Daily News & Commentary — June 13, 2017

New York City’s Transport Workers Union (TWU) Local 100 endorsed Mayor Bill De Blasio’s proposed Brooklyn-Queens Connector (BQX)—a sixteen-mile, 24/7 streetcar planned to run along the East River.  The project is controversial in part because of how expensive it would be.  John Samuelson, TWU’s president, said that the project would facilitate “several hundred jobs.”

Yesterday, Teamsters working at Vistar Foodservice’s distribution facility in Ontario, CA began an unfair labor practice strike.  Vistar delivers food to movie theater chains throughout southern California.  The strike was undertaken in order to protest Vistar’s decision to give some workers a raise, but withhold a raise for others.

On Friday, the D.C. Circuit upheld the NLRB’s revision to the formula it uses to calculate backpay awards to workers who have been unlawfully terminated.  The D.C. Circuit panel ruled, unanimously, in the case against King Soopers (a division of the Kroger supermarket company) that King Soopers had to pay a former employee’s “search-for-work” expenses.  The rule laid down by the Board requires the NLRB’s general counsel to demonstrate that the unlawfully terminated employee’s expenses are reasonable.  Philip A. Miscimarra, who Trump appointed Chairman of the NLRB this past spring, was the lone dissenter in the NLRB’s 3-1 ruling.  In Miscimarra’s view, the rule would produce a windfall to claimants whose interim earnings equal or surpass the sum of their lost earnings and search-for-work expenses.

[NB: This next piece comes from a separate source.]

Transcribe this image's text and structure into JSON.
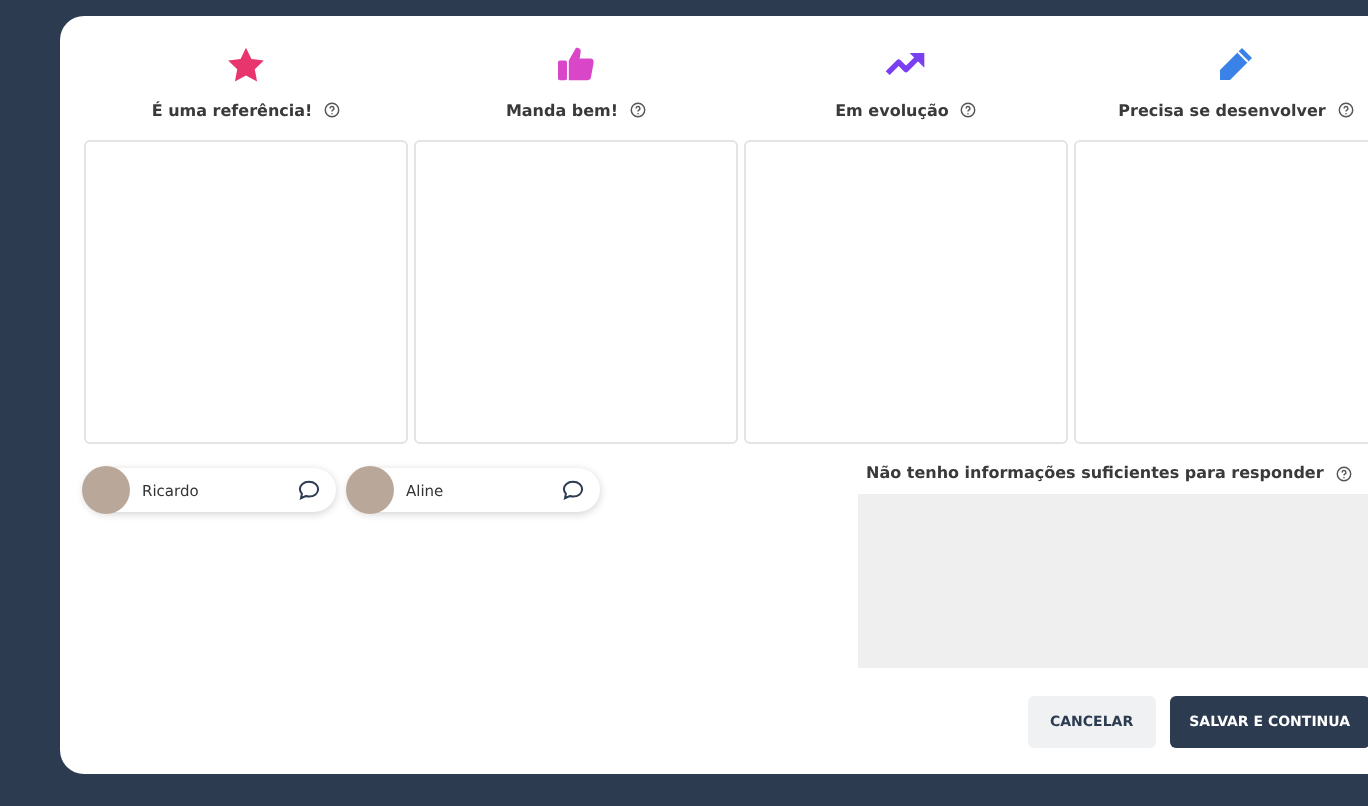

On Wednesday, the EEOC will meet, in honor of the 50th anniversary of the Age Discrimination and Employment Act (ADEA).  The meeting will feature speakers like Laurie McCann of the AARP Foundation Litigation, and Jacqueline James of Boston College’s Center for Research and Education.  The Commission will consider the state of age discrimination and the future challenges it poses.  Also on Wednesday, a subcommittee of the U.S. House of Representatives Committee on Education and the Workforce will hold a hearing on three Republican bills:  The Employee Rights Act (which we have previously discussed); The Workforce and Democracy Fairness Act; and The Employee Privacy Protection Act.